→ Given records:
****************

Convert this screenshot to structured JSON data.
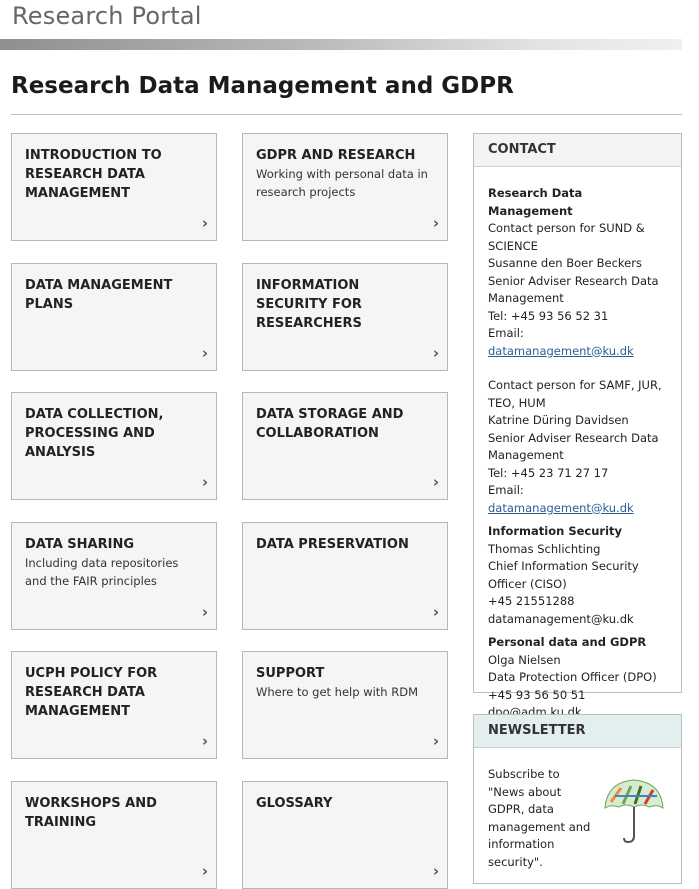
{
  "header": {
    "portal_title": "Research Portal"
  },
  "page_title": "Research Data Management and GDPR",
  "tiles": [
    {
      "title": "INTRODUCTION TO RESEARCH DATA MANAGEMENT",
      "subtitle": ""
    },
    {
      "title": "GDPR AND RESEARCH",
      "subtitle": "Working with personal data in research projects"
    },
    {
      "title": "DATA MANAGEMENT PLANS",
      "subtitle": ""
    },
    {
      "title": "INFORMATION SECURITY FOR RESEARCHERS",
      "subtitle": ""
    },
    {
      "title": "DATA COLLECTION, PROCESSING AND ANALYSIS",
      "subtitle": ""
    },
    {
      "title": "DATA STORAGE AND COLLABORATION",
      "subtitle": ""
    },
    {
      "title": "DATA SHARING",
      "subtitle": "Including data repositories and the FAIR principles"
    },
    {
      "title": "DATA PRESERVATION",
      "subtitle": ""
    },
    {
      "title": "UCPH POLICY FOR RESEARCH DATA MANAGEMENT",
      "subtitle": ""
    },
    {
      "title": "SUPPORT",
      "subtitle": "Where to get help with RDM"
    },
    {
      "title": "WORKSHOPS AND TRAINING",
      "subtitle": ""
    },
    {
      "title": "GLOSSARY",
      "subtitle": ""
    }
  ],
  "chevron": "›",
  "contact": {
    "heading": "CONTACT",
    "rdm": {
      "title": "Research Data Management",
      "p1_role": "Contact person for SUND & SCIENCE",
      "p1_name": "Susanne den Boer Beckers",
      "p1_position": "Senior Adviser Research Data Management",
      "p1_tel": "Tel: +45 93 56 52 31",
      "p1_email_label": "Email: ",
      "p1_email": "datamanagement@ku.dk",
      "p2_role": "Contact person for SAMF, JUR, TEO, HUM",
      "p2_name": "Katrine Düring Davidsen",
      "p2_position": "Senior Adviser Research Data Management",
      "p2_tel": "Tel: +45 23 71 27 17",
      "p2_email_label": "Email: ",
      "p2_email": "datamanagement@ku.dk"
    },
    "infosec": {
      "title": "Information Security",
      "name": "Thomas Schlichting",
      "position": "Chief Information Security Officer (CISO)",
      "phone": "+45 21551288",
      "email": "datamanagement@ku.dk"
    },
    "gdpr": {
      "title": "Personal data and GDPR",
      "name": "Olga Nielsen",
      "position": "Data Protection Officer (DPO)",
      "phone": "+45 93 56 50 51",
      "email": "dpo@adm.ku.dk"
    }
  },
  "newsletter": {
    "heading": "NEWSLETTER",
    "text": "Subscribe to \"News about GDPR, data management and information security\".",
    "image_icon": "umbrella-word-cloud-icon"
  }
}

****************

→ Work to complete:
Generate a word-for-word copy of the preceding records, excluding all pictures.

→ Result of the exercise:
Convert this screenshot to structured JSON data.
{
  "header": {
    "portal_title": "Research Portal"
  },
  "page_title": "Research Data Management and GDPR",
  "tiles": [
    {
      "title": "INTRODUCTION TO RESEARCH DATA MANAGEMENT",
      "subtitle": ""
    },
    {
      "title": "GDPR AND RESEARCH",
      "subtitle": "Working with personal data in research projects"
    },
    {
      "title": "DATA MANAGEMENT PLANS",
      "subtitle": ""
    },
    {
      "title": "INFORMATION SECURITY FOR RESEARCHERS",
      "subtitle": ""
    },
    {
      "title": "DATA COLLECTION, PROCESSING AND ANALYSIS",
      "subtitle": ""
    },
    {
      "title": "DATA STORAGE AND COLLABORATION",
      "subtitle": ""
    },
    {
      "title": "DATA SHARING",
      "subtitle": "Including data repositories and the FAIR principles"
    },
    {
      "title": "DATA PRESERVATION",
      "subtitle": ""
    },
    {
      "title": "UCPH POLICY FOR RESEARCH DATA MANAGEMENT",
      "subtitle": ""
    },
    {
      "title": "SUPPORT",
      "subtitle": "Where to get help with RDM"
    },
    {
      "title": "WORKSHOPS AND TRAINING",
      "subtitle": ""
    },
    {
      "title": "GLOSSARY",
      "subtitle": ""
    }
  ],
  "chevron": "›",
  "contact": {
    "heading": "CONTACT",
    "rdm": {
      "title": "Research Data Management",
      "p1_role": "Contact person for SUND & SCIENCE",
      "p1_name": "Susanne den Boer Beckers",
      "p1_position": "Senior Adviser Research Data Management",
      "p1_tel": "Tel: +45 93 56 52 31",
      "p1_email_label": "Email: ",
      "p1_email": "datamanagement@ku.dk",
      "p2_role": "Contact person for SAMF, JUR, TEO, HUM",
      "p2_name": "Katrine Düring Davidsen",
      "p2_position": "Senior Adviser Research Data Management",
      "p2_tel": "Tel: +45 23 71 27 17",
      "p2_email_label": "Email: ",
      "p2_email": "datamanagement@ku.dk"
    },
    "infosec": {
      "title": "Information Security",
      "name": "Thomas Schlichting",
      "position": "Chief Information Security Officer (CISO)",
      "phone": "+45 21551288",
      "email": "datamanagement@ku.dk"
    },
    "gdpr": {
      "title": "Personal data and GDPR",
      "name": "Olga Nielsen",
      "position": "Data Protection Officer (DPO)",
      "phone": "+45 93 56 50 51",
      "email": "dpo@adm.ku.dk"
    }
  },
  "newsletter": {
    "heading": "NEWSLETTER",
    "text": "Subscribe to \"News about GDPR, data management and information security\".",
    "image_icon": "umbrella-word-cloud-icon"
  }
}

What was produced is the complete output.